Boots on the Ground and a Voice at the Table
By Susan Rider, Benefits & Human Capital Consultant
Flying home from the NAHU Capitol Conference, I couldn’t help but have a real sense of encouragement, glad to be playing a role in our agency’s “boots on the ground” approach to impending healthcare reform. As a representative of G&A, I reflected on the flight back to Indy, I felt I had been really there, helping to ensure our clients have a voice at the table as The Process continues. Process, in fact, appears to be the modus operandi as healthcare reform begins taking shape. We anticipate a phased-in approach rather than any wielding of sledgehammers, with bipartisan support needed each step of the way and a victory for all consumers being the ultimate result.
I was happy to learn that the Patient Freedom Act, first of three bills on the discussion docket, has already gained bipartisan support. There are a number of pieces to this consumer protection bill; key provisions will allow consumers of any age group or income status to purchase catastrophic coverage and will prohibit pre-existing condition exclusions. Important repeals in the Freedom Act include both the individual and employer federal mandates.
In addition to the Patient Freedom Act, the other two bills on the table are the Hatch-Paulsen “Gold Standard” (generally expands access to on-site clinics, expands the list qualified expenses and tax free expenses and items) and The “Better Way” (preserves guaranteed renewability and preserves coverage for mental health and substance use disorders).

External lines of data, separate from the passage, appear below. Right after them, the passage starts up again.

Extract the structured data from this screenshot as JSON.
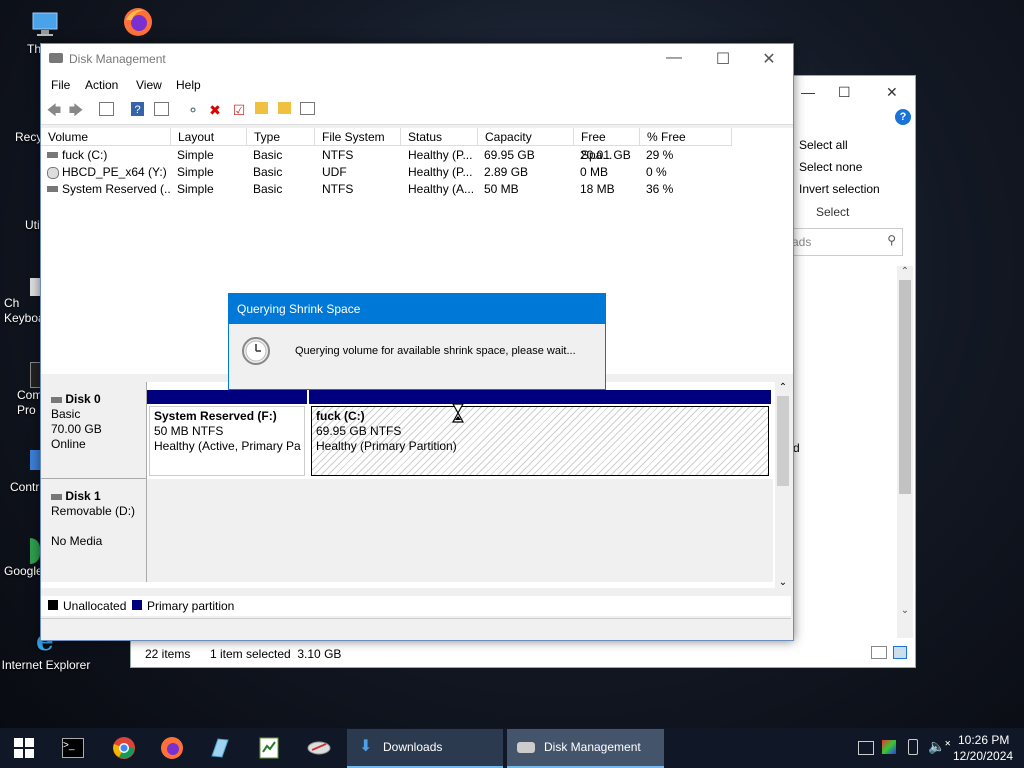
{
  "desktop": {
    "icons": [
      {
        "label": "Th",
        "icon": "this-pc-icon"
      },
      {
        "label": "",
        "icon": "firefox-icon"
      },
      {
        "label": "Recy",
        "icon": "recycle-bin-icon"
      },
      {
        "label": "Uti",
        "icon": "folder-icon"
      },
      {
        "label": "Ch\nKeyboa",
        "icon": "keyboard-icon"
      },
      {
        "label": "Com\nPro",
        "icon": "cmd-icon"
      },
      {
        "label": "Contr",
        "icon": "control-panel-icon"
      },
      {
        "label": "Google",
        "icon": "chrome-icon"
      },
      {
        "label": "Internet Explorer",
        "icon": "ie-icon"
      }
    ]
  },
  "explorer": {
    "select_all": "Select all",
    "select_none": "Select none",
    "invert_selection": "Invert selection",
    "select_group": "Select",
    "search_placeholder": "ads",
    "status_items": "22 items",
    "status_selected": "1 item selected  3.10 GB",
    "partial_d": "d"
  },
  "disk_mgmt": {
    "title": "Disk Management",
    "menu": [
      "File",
      "Action",
      "View",
      "Help"
    ],
    "columns": [
      "Volume",
      "Layout",
      "Type",
      "File System",
      "Status",
      "Capacity",
      "Free Spa...",
      "% Free"
    ],
    "rows": [
      [
        "fuck (C:)",
        "Simple",
        "Basic",
        "NTFS",
        "Healthy (P...",
        "69.95 GB",
        "20.01 GB",
        "29 %"
      ],
      [
        "HBCD_PE_x64 (Y:)",
        "Simple",
        "Basic",
        "UDF",
        "Healthy (P...",
        "2.89 GB",
        "0 MB",
        "0 %"
      ],
      [
        "System Reserved (...",
        "Simple",
        "Basic",
        "NTFS",
        "Healthy (A...",
        "50 MB",
        "18 MB",
        "36 %"
      ]
    ],
    "disk0": {
      "name": "Disk 0",
      "type": "Basic",
      "size": "70.00 GB",
      "state": "Online",
      "partitions": [
        {
          "name": "System Reserved  (F:)",
          "size": "50 MB NTFS",
          "status": "Healthy (Active, Primary Pa"
        },
        {
          "name": "fuck  (C:)",
          "size": "69.95 GB NTFS",
          "status": "Healthy (Primary Partition)"
        }
      ]
    },
    "disk1": {
      "name": "Disk 1",
      "type": "Removable (D:)",
      "state": "No Media"
    },
    "legend": {
      "unallocated": "Unallocated",
      "primary": "Primary partition",
      "unallocated_color": "#000000",
      "primary_color": "#00007f"
    }
  },
  "dialog": {
    "title": "Querying Shrink Space",
    "message": "Querying volume for available shrink space, please wait..."
  },
  "taskbar": {
    "apps": [
      {
        "label": "Downloads",
        "icon": "downloads-folder-icon"
      },
      {
        "label": "Disk Management",
        "icon": "disk-management-icon"
      }
    ],
    "time": "10:26 PM",
    "date": "12/20/2024"
  }
}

At these latest D.C. trips, I sensed a different vibe. People are trying to work together to look at ways to enhance the healthcare landscape, and it was good having the opportunity to connect and provide input with members of congress from all sides of the “aisle” – Dems, Reps, and Independents. There seems to be general agreement about stabilizing the individual market and the need to adjust the rating “age bands”. Under the current ACA arrangement, from the youngest insured through those age 64, there are only three premium “bands”. That might now be changed to five bands which would make premiums a lot more realistic and fair.
I’m pleased to see synergy among the Executive Branch, Congress, and professional associations, as we are evaluating new ideas such as the Healthy Indiana Plan (HIP 2.0). HIP 2.0 is an alternative way to engage consumers in making smart choices and rewarding them through a power account to help offset their out of pocket expenses.
It seems as if the healthcare industry will undergo changes over the next few years. As I watch that Process get into gear, I’m feeling pretty encouraged and wanted to pass that feeling along.